By Laurie Mendenhall
I accepted the offer to become the new principal of Keokuk Catholic Schools way back in April. At 59 years of age I was looking for an opportunity to motivate myself, teachers and students to become excited about learning new things.
I’m not sure how much my presence has been a motivating factor for teachers and students, or if my excitement is apparent about all that I’m learning, but my learning curve has been extremely high, and will probably continue to be so for the rest of the year.
I first had to learn about what keys unlocked which doors, and what keys no longer worked at all. Light switch locations posed my next problem solving activity. After walking up and down the halls, flicking switches off and on, I learned. The locked and unlocked files held masses of new learning material, from Davenport Diocesan requirements to state reporting requirements, even to old documents from when the nuns ran the school.
Who are all of these people and forms and secure user names and login passwords from ages ago? I was too frightened to throw away old skeleton keys, 1993 floppy discs with school carnival winners, secret codes or combinations to lockers that were no longer in use. And the teachers and students had not even arrived for the start of school.
The teachers arrived. Names, grades taught, husband’s names — are all good to learn so relevant conversations can be carried on. The students arrived and a most important learning objective presented itself: learning their names, brothers, sisters, who’s related to whom and grandparents’ names who I might have known in my early Keokuk life. Slowly, I’m learning the connections.
It’s Oct. 14 as I write this, and by golly, a 59-year-old can learn a lot in a short period of time. The human brain is a terrible thing to waste.

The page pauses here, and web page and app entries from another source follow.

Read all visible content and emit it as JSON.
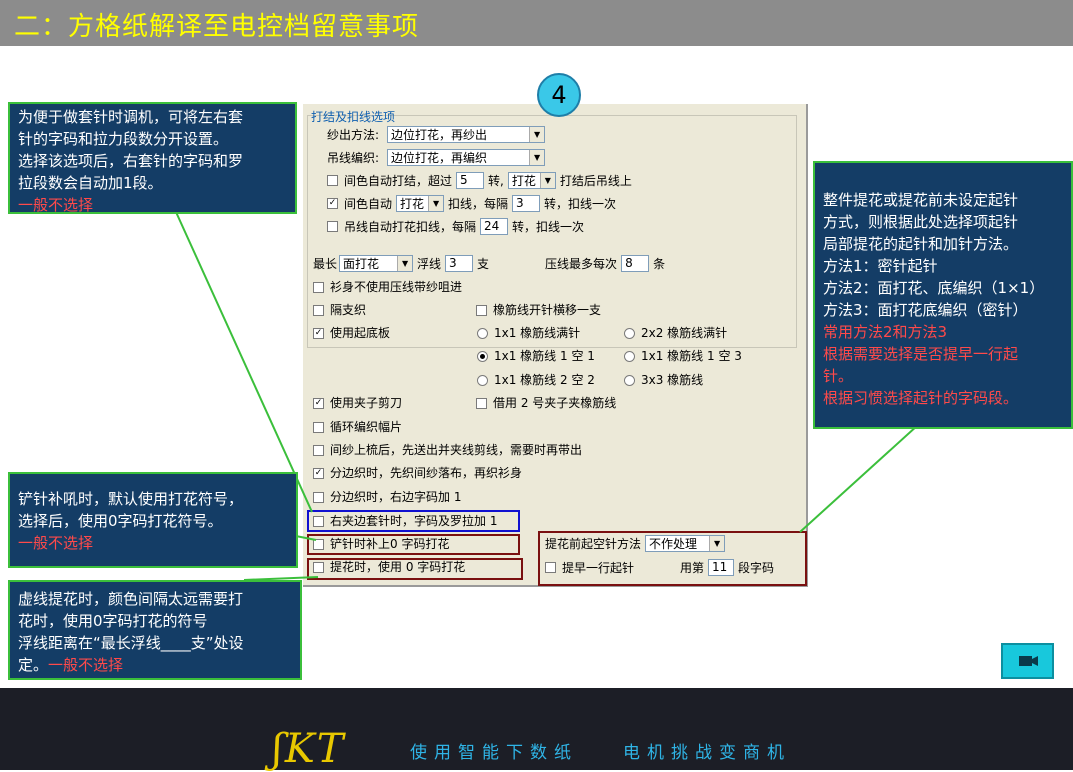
{
  "page_title": "二：方格纸解译至电控档留意事项",
  "badge": "4",
  "dialog": {
    "section_title": "打结及扣线选项",
    "yarn_out_label": "纱出方法:",
    "yarn_out_value": "边位打花，再纱出",
    "hang_label": "吊线编织:",
    "hang_value": "边位打花，再编织",
    "auto_knot": {
      "checked": false,
      "label1": "间色自动打结，超过",
      "value": "5",
      "label2": "转,",
      "combo": "打花",
      "label3": "打结后吊线上"
    },
    "auto_buckle": {
      "checked": true,
      "label1": "间色自动",
      "combo": "打花",
      "label2": "扣线，每隔",
      "value": "3",
      "label3": "转，扣线一次"
    },
    "hang_auto": {
      "checked": false,
      "label1": "吊线自动打花扣线，每隔",
      "value": "24",
      "label2": "转，扣线一次"
    },
    "longest_label": "最长",
    "longest_combo": "面打花",
    "float_label": "浮线",
    "float_value": "3",
    "float_unit": "支",
    "press_label": "压线最多每次",
    "press_value": "8",
    "press_unit": "条",
    "options": [
      {
        "checked": false,
        "label": "衫身不使用压线带纱咀进"
      },
      {
        "checked": false,
        "label": "隔支织"
      },
      {
        "checked": true,
        "label": "使用起底板"
      },
      {
        "checked": true,
        "label": "使用夹子剪刀"
      },
      {
        "checked": false,
        "label": "循环编织幅片"
      },
      {
        "checked": false,
        "label": "间纱上梳后，先送出并夹线剪线，需要时再带出"
      },
      {
        "checked": true,
        "label": "分边织时，先织间纱落布，再织衫身"
      },
      {
        "checked": false,
        "label": "分边织时，右边字码加 1"
      },
      {
        "checked": false,
        "label": "右夹边套针时，字码及罗拉加 1"
      },
      {
        "checked": false,
        "label": "铲针时补上0 字码打花"
      },
      {
        "checked": false,
        "label": "提花时，使用 0 字码打花"
      }
    ],
    "elastic_shift": {
      "checked": false,
      "label": "橡筋线开针横移一支"
    },
    "elastic_radios": [
      {
        "selected": false,
        "label": "1x1 橡筋线满针"
      },
      {
        "selected": false,
        "label": "2x2 橡筋线满针"
      },
      {
        "selected": true,
        "label": "1x1 橡筋线 1 空 1"
      },
      {
        "selected": false,
        "label": "1x1 橡筋线 1 空 3"
      },
      {
        "selected": false,
        "label": "1x1 橡筋线 2 空 2"
      },
      {
        "selected": false,
        "label": "3x3 橡筋线"
      }
    ],
    "borrow_clip": {
      "checked": false,
      "label": "借用 2 号夹子夹橡筋线"
    },
    "jacquard_start_label": "提花前起空针方法",
    "jacquard_start_value": "不作处理",
    "early_row": {
      "checked": false,
      "label": "提早一行起针"
    },
    "use_label": "用第",
    "use_value": "11",
    "segment_label": "段字码"
  },
  "callouts": {
    "top_left": {
      "lines": [
        "为便于做套针时调机，可将左右套",
        "针的字码和拉力段数分开设置。",
        "选择该选项后，右套针的字码和罗",
        "拉段数会自动加1段。"
      ],
      "red": "一般不选择"
    },
    "mid_left": {
      "lines": [
        "铲针补吼时，默认使用打花符号，",
        "选择后，使用0字码打花符号。"
      ],
      "red": "一般不选择"
    },
    "bottom_left": {
      "lines": [
        "虚线提花时，颜色间隔太远需要打",
        "花时，使用0字码打花的符号",
        "浮线距离在“最长浮线____支”处设"
      ],
      "last_white": "定。",
      "red": "一般不选择"
    },
    "right": {
      "lines": [
        "整件提花或提花前未设定起针",
        "方式，则根据此处选择项起针",
        "局部提花的起针和加针方法。",
        "方法1：密针起针",
        "方法2：面打花、底编织（1×1）",
        "方法3：面打花底编织（密针）"
      ],
      "red_lines": [
        "常用方法2和方法3",
        "根据需要选择是否提早一行起",
        "针。",
        "根据习惯选择起针的字码段。"
      ]
    }
  },
  "footer": {
    "logo": "ʃKT",
    "slogan_left": "使用智能下数纸",
    "slogan_right": "电机挑战变商机"
  },
  "colors": {
    "title_text": "#ffff00",
    "callout_bg": "#143d66",
    "callout_border": "#3bbf3b",
    "note_red": "#ff4a4a",
    "slogan": "#2fb4e6",
    "logo": "#e8c800"
  }
}
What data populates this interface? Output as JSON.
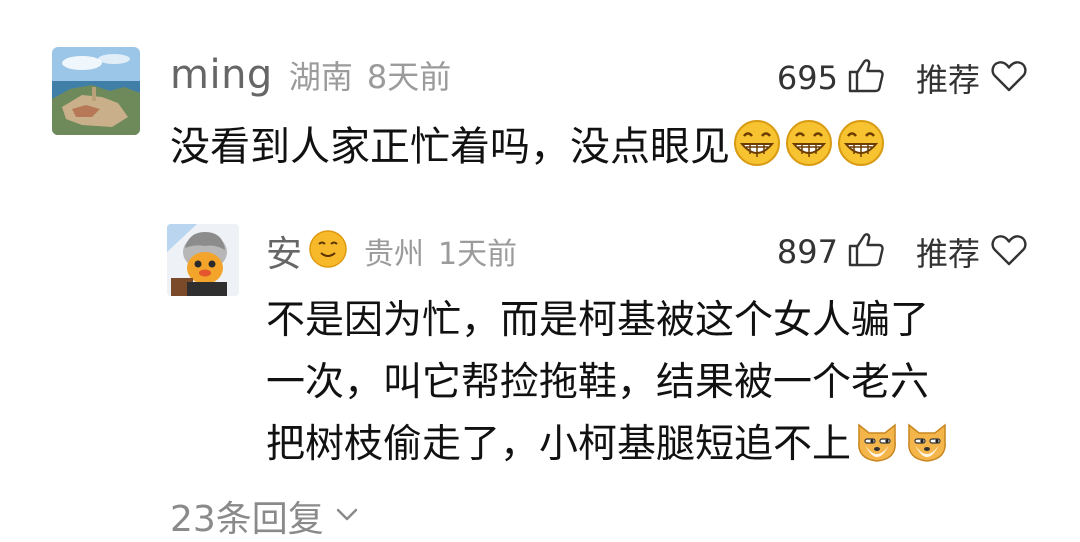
{
  "comment": {
    "username": "ming",
    "location": "湖南",
    "time": "8天前",
    "likes": "695",
    "recommend_label": "推荐",
    "text": "没看到人家正忙着吗，没点眼见",
    "emojis": [
      "grin-emoji",
      "grin-emoji",
      "grin-emoji"
    ]
  },
  "reply": {
    "username": "安",
    "badge": "smile-emoji",
    "location": "贵州",
    "time": "1天前",
    "likes": "897",
    "recommend_label": "推荐",
    "lines": [
      "不是因为忙，而是柯基被这个女人骗了",
      "一次，叫它帮捡拖鞋，结果被一个老六",
      "把树枝偷走了，小柯基腿短追不上"
    ],
    "emojis": [
      "doge-emoji",
      "doge-emoji"
    ]
  },
  "replies_link": {
    "label": "23条回复"
  },
  "colors": {
    "primary_text": "#111111",
    "secondary_text": "#666666",
    "muted_text": "#9b9b9b",
    "emoji_yellow": "#f7c331"
  }
}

The young human brain needs to develop to the greatest potential by being challenged, probed, questioned and amazed. I’m here for the opportunity to do just that.